## RECORDS SHOWN
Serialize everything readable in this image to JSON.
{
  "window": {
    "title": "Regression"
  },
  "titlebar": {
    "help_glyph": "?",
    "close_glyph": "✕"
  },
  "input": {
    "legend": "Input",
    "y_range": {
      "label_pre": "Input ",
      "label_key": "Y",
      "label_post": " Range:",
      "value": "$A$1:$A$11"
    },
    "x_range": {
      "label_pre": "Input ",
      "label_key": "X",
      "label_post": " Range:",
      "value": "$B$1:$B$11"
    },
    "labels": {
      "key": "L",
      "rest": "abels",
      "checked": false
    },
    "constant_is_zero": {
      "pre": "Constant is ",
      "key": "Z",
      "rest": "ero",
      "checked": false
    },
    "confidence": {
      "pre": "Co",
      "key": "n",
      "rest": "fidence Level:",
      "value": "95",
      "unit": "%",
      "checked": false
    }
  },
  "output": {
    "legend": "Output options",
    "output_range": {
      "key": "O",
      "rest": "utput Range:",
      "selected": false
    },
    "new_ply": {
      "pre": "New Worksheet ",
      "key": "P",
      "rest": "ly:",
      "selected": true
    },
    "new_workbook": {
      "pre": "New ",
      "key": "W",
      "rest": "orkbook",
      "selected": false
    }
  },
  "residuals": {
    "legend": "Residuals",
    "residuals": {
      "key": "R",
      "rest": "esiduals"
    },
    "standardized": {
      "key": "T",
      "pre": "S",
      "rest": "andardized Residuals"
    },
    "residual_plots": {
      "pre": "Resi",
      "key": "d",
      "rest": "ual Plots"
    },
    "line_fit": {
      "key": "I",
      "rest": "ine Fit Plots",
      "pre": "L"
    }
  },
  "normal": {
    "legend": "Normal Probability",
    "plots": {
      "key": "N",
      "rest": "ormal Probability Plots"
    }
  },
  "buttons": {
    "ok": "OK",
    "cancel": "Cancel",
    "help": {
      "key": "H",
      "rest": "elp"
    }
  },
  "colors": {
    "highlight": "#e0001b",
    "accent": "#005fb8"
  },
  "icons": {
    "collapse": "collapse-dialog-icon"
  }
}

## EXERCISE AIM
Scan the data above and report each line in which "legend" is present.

## TASK SOLUTION
    "legend": "Input",
    "legend": "Output options",
    "legend": "Residuals",
    "legend": "Normal Probability",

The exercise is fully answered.